> _Data entries_:
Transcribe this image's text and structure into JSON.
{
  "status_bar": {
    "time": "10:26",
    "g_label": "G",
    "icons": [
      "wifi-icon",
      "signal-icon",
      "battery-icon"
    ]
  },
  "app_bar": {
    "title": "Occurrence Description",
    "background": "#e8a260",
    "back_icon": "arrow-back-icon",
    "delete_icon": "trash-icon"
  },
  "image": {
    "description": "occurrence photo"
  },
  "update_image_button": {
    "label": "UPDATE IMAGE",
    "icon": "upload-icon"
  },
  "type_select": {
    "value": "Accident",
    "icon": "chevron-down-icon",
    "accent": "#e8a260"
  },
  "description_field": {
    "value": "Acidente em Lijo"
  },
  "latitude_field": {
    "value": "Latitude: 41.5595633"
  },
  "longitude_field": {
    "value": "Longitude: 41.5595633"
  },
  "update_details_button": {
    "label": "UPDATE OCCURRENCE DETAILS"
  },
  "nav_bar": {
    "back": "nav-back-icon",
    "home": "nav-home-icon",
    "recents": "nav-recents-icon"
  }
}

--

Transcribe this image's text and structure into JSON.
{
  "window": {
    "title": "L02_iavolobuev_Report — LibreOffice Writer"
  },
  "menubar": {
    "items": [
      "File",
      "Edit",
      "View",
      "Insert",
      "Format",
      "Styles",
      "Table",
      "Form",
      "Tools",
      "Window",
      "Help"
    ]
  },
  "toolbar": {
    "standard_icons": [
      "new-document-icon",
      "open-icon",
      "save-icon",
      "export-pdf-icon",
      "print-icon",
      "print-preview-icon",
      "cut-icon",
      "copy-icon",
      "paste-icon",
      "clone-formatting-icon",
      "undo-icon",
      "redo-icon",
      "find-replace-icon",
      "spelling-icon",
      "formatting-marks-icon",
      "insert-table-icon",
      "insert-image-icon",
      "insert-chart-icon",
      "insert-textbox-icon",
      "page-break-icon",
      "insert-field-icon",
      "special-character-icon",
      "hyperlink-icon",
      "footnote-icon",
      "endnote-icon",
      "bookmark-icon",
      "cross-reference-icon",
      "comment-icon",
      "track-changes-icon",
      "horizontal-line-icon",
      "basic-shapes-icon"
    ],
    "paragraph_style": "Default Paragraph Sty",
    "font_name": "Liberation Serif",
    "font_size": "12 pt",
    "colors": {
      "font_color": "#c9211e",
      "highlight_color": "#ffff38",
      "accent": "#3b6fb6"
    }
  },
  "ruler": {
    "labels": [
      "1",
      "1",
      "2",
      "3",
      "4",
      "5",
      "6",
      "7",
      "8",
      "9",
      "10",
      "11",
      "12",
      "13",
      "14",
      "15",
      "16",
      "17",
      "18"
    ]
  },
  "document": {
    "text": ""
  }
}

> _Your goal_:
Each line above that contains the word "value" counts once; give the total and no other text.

> _Response below_:
4